Chapter 7, Chapter 11 and Chapter 13 are the three main types of bankruptcy. Under Chapter 7, a consumer will typically have to surrender all property, which is why Chapter 7 is also known as straight or total bankruptcy, or liquidation. While some property will be immune from this rule (termed exemptions, i.e. homestead exemptions), exemption laws vary by state, therefore it is important to consult Minnesota laws to clarify which types of property are affected. Also, since bankruptcy is such a serious financial consideration, it's wise to consult with an attorney or financial advisor before choosing the best course of action.
Commonly referred to as reorganized bankruptcy, Chapter 11 bankruptcy is the type of bankruptcy that is most frequently used by a company or organization that is facing financial hardship, but wants to remain in business. The company or organization must pay its creditors according to a court-created debt reorganization plan but it will be allowed continue to operate under Chapter 11.
Lastly, Chapter 13 bankruptcy is not a form of bankruptcy that thoroughly eliminates debts but a form of debt adjustment. An individual would likely file for this type of bankruptcy if they desire legal relief from debts and are also willing and able to follow a formal debt payment plan based on their current income.

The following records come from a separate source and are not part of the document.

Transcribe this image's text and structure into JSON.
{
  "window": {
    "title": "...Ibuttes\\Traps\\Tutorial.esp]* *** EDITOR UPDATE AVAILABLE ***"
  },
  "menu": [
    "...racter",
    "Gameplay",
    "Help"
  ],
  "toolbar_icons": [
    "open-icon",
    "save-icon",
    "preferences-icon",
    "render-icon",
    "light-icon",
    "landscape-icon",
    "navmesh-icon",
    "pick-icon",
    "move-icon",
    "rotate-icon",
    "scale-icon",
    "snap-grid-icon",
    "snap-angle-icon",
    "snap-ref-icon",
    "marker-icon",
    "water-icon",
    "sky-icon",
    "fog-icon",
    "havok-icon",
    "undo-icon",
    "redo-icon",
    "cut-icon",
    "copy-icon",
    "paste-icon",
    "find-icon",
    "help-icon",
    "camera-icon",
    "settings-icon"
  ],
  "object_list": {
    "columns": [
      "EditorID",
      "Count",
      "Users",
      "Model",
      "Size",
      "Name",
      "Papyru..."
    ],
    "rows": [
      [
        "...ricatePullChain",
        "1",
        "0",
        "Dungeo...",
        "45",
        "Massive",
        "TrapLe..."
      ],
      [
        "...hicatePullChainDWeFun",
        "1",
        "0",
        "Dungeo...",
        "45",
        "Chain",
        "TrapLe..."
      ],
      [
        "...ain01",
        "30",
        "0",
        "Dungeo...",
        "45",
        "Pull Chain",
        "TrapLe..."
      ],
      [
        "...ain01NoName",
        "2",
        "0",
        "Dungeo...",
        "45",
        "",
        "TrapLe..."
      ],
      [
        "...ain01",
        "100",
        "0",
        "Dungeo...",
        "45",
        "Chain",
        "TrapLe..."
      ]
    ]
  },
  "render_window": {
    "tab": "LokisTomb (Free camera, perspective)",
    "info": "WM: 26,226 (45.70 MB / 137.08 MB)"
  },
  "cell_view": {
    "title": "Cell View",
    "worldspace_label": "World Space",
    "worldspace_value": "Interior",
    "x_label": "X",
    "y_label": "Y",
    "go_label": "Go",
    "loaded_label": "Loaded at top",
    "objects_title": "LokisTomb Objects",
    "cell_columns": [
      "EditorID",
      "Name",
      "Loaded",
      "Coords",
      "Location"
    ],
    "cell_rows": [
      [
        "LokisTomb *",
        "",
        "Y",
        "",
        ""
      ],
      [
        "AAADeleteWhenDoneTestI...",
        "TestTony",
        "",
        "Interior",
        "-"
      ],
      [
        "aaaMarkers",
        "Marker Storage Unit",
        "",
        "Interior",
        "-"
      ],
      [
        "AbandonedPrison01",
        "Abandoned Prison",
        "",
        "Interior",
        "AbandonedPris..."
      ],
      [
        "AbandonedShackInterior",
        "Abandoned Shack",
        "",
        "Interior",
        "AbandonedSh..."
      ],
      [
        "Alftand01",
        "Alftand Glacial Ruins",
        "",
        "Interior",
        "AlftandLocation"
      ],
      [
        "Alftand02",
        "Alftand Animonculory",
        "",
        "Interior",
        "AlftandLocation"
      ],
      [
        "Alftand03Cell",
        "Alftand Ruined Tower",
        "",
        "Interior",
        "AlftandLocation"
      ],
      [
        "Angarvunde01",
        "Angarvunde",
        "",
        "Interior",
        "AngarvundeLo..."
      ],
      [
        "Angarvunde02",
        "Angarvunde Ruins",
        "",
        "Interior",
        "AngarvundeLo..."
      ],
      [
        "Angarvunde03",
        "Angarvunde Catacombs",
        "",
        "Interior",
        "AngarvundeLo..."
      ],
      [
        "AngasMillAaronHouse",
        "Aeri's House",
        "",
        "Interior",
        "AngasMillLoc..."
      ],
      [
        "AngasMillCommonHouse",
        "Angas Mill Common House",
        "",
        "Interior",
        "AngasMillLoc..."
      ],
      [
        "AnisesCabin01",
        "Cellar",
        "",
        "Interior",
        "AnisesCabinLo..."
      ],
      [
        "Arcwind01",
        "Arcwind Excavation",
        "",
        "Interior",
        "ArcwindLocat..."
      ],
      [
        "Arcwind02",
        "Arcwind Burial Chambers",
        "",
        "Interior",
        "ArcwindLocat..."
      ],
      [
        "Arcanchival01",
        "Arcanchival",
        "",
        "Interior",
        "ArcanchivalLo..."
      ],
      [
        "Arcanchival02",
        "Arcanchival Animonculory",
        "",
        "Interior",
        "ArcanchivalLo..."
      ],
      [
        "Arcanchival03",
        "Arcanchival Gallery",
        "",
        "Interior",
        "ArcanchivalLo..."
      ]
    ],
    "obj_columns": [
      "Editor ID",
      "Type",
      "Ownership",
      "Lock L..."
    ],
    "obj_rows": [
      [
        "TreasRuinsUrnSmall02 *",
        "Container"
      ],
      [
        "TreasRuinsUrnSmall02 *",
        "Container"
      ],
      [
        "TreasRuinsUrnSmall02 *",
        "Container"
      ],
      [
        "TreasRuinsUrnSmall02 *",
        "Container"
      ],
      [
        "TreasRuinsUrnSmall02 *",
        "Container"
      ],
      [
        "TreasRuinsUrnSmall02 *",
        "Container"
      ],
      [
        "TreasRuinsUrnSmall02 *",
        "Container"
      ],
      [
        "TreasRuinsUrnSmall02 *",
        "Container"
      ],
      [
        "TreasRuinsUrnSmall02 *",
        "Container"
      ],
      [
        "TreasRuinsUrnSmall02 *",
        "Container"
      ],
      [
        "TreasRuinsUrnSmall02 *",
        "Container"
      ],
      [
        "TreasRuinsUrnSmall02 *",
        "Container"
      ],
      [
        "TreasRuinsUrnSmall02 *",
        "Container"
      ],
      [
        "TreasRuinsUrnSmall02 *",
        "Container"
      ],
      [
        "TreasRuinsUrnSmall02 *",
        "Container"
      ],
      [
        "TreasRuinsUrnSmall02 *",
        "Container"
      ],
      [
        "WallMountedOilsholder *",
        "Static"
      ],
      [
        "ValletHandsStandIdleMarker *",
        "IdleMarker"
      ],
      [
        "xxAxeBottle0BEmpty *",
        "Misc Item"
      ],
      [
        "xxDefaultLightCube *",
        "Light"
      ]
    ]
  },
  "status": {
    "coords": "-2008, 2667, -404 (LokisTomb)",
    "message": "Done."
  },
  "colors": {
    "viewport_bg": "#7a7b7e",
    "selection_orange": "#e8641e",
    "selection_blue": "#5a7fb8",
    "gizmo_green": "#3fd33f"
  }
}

Alternative Options to Filing Bankruptcy
Although bankruptcy can clear debts in situations where an individual is truly out of options and can no longer meet their financial obligations, it is an option that has severe financial and legal implications. It is also the option that has the most detrimental impact on personal credit, so it should be considered carefully before pursuing it.
Debt consolidation, or credit counseling, and debt settlement are some of the more popular forms of debt relief. Debt consolidation involves combining multiple higher-interest cards and other unsecured debts into a single, more affordable payment each month. Typically, debt consolidation programs are coordinated by credit counselors who customize a debt management plan, or DMP, providing consumers with a more structured and more predictable path to get out of debt.
Debt settlement is generally a negotiation process between the debtor and individual creditors. When you enter into a debt settlement program, the goal is to negotiate or settle with creditors for significantly less than what's owed. However, debt settlement has risks:
Typically, with debt settlement, your credit rating declines because this option involves falling behind on your payments to save up funds, over an extended period of time, that you can use to make a settlement offer. As you fall behind in making your payments, your credit score will likely go down, especially if you had good or excellent credit prior to the debt settlement process. Also, many consumers enrolling in a debt settlement program may face legal action for defaulting on the terms of their credit card agreements. But in spite of the risks, debt settlement is still a popular alternative for many consumers seeking to resolve their debts.
Financial Help from the State
Debt relief programs and plans may offer significant help to many individuals who are truly unable to pay off their debts or falling behind on their payments. However, in these tough economic times, there are many individuals and families who might need access to life's basic essentials such as food, housing, childcare, or even utilities. As a type of lifeline, the state of Minnesota offers several programs and resources that address these specific needs and more. To learn more, go to the state's homepage and find the Social Services section.
Is Debt Relief the Right Option for You?
Whether it's in the form of debt consolidation through credit counseling or debt settlement, it's important to compare and contrast all of your debt relief options in order to make an informed decision about what's right for you and your family. In addition, make sure that you fully understand how each debt relief option works, the benefits of each, and its potential impact to your credit.
To see your debt relief options and see how much you can save, simply answer a few questions and get your free debt relief analysis and savings estimate.